I didn't read through all of it, but I noticed some things that I had once contemplated that were, in the end, left in the notebook. Other items are things that have found there way into the subsequent work, which is set in the same universe. (In a small-scale "world of my own making" meaning of universe. I'm not Herbert or Asimov.) Some of what I had written down was bits of dialog I was trying to make work, or descriptions of items I'd had ideas on in the name of world-building. It was funny to see how something I had reduced to a single, non-descript line to fuel a necessary plot event had at one point taken up an entire page in the notebook.

Though I point out it's a small notebook, 8 1/2 by 5 1/2. It seems a size that suits me, as I use a similar size for my freelance notebooks. Those are one per project though, unlike the writing one which acts as a catch all.
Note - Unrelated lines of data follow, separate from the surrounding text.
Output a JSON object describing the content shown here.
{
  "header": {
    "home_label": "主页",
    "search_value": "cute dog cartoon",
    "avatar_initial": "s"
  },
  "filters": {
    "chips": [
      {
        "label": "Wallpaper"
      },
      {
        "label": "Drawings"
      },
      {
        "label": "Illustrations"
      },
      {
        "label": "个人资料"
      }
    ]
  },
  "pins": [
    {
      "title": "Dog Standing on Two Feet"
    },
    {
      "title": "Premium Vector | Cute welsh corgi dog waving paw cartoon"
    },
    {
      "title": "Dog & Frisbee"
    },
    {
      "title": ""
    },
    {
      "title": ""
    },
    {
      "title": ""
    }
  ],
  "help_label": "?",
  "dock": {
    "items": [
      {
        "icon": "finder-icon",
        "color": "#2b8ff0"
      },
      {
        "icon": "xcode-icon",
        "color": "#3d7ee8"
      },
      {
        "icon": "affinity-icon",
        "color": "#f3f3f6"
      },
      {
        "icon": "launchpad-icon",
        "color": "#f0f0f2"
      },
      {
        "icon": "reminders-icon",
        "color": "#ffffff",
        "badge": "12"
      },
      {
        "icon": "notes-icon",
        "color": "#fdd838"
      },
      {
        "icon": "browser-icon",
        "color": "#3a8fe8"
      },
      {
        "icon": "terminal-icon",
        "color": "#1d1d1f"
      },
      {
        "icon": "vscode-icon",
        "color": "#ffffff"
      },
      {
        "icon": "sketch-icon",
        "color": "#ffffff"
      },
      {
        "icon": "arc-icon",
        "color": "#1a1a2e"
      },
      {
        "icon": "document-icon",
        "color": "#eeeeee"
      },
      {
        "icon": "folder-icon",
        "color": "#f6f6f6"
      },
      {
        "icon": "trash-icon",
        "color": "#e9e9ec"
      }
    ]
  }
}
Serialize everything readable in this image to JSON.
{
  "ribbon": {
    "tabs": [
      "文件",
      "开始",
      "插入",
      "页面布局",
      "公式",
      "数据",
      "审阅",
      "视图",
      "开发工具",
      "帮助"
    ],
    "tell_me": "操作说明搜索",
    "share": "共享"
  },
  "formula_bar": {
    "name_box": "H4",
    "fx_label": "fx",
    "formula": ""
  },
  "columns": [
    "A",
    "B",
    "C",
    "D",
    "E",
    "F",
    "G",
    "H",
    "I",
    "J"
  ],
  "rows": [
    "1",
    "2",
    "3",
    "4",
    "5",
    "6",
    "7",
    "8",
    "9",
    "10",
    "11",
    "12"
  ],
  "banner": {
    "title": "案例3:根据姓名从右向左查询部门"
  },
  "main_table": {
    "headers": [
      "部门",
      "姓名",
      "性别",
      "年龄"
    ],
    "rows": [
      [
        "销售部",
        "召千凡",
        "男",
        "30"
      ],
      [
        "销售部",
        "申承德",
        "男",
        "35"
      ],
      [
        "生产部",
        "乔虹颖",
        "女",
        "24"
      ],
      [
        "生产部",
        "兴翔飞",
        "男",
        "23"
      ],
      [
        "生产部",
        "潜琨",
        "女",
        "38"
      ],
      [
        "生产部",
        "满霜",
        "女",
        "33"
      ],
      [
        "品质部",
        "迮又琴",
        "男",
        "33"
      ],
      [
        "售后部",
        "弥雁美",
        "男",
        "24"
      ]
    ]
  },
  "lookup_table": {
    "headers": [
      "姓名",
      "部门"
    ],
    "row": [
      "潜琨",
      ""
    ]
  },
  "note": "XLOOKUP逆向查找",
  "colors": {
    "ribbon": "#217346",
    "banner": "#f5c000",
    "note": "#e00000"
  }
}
It just felt a little odd to be looking at notes for something which was no longer an active effort, creatively speaking. Sure, I'm agonizing over the query, and hoping like heck I won't have to write a synopsis, but the work itself has sat, largely untouched and unmessed with, since I put it through the editing process and pulled it out the other side. I'm not a tweaker, and once something is done, it's done, and now in it's wake it leaves all those unused notes.

Maybe some of them will be resurrected later, but I suspect most of them will be lovingly packed up and tucked away (metaphorically speaking - the notebook stays out), taken out only occasionally to be reminisced over before being set aside once more. Not all ghosts are restless ones.

Monday, January 4, 2010

Revolving Resolutions

Start of a new year, start of new lists, new resolutions. Quick show of hands: how many have the same thing on their list this year they had last year?

I'm as guilty of that as the next person, though it's not always a bad thing. Some resolutions are things you ought to keep to, year in, year out. You could argue after a certain point they stop being resolutions for improvement and just become things you do, and therefore shouldn't count as goals, but I don't buy that. Some things are constant goals, and there's always some room for improvement even on the perennial ones.

Sometimes things drop off the list one year for various reasons, only to end up back on it at a later date. Maybe it was something we thought we outgrew, or something we put away for a bit and have only now come back to. Maybe it was just something we stopped codifying at the beginning of each year only to realize we needed it on that list to reinforce it.

One of mine this year is taken from a poster I had up in college. I came across it when I moved this year and have put it back on my wall. I was going to quote the whole thing but then realized that it's copyrighted, someone might object, and starting the new year of with a bit of plagiarizing - or at least unauthorized reproduction even when credit is given - was probably not the way to go.

It bills itself as the creed of the sociopathic obessessive compulsive, and while I no longer agree with all of it as wholeheartedly as I did in college - though the one about using a bulldozer to deal with bureaucracy still sounds about right - there is a comment about patience and persistence that I find pertinent. It reads, "Patience is a virtue, but persistence to the point of success is a blessing."

Which is part of what this whole writing profession is about. You have to keep at it, else you're not going to get anywhere. It's not guarantee of success, as other things go into that formula, but it is an integral part. You have to keep at it. And if it helps to put it on your list of resolutions, year after year, then I say by all means move it to the top of the list. (Another on the list on my wall reads, "If it's worth doing, it's got to be done right now.")

Just as long as it actually gets done, and isn't being recycled year after year because you never fulfill it.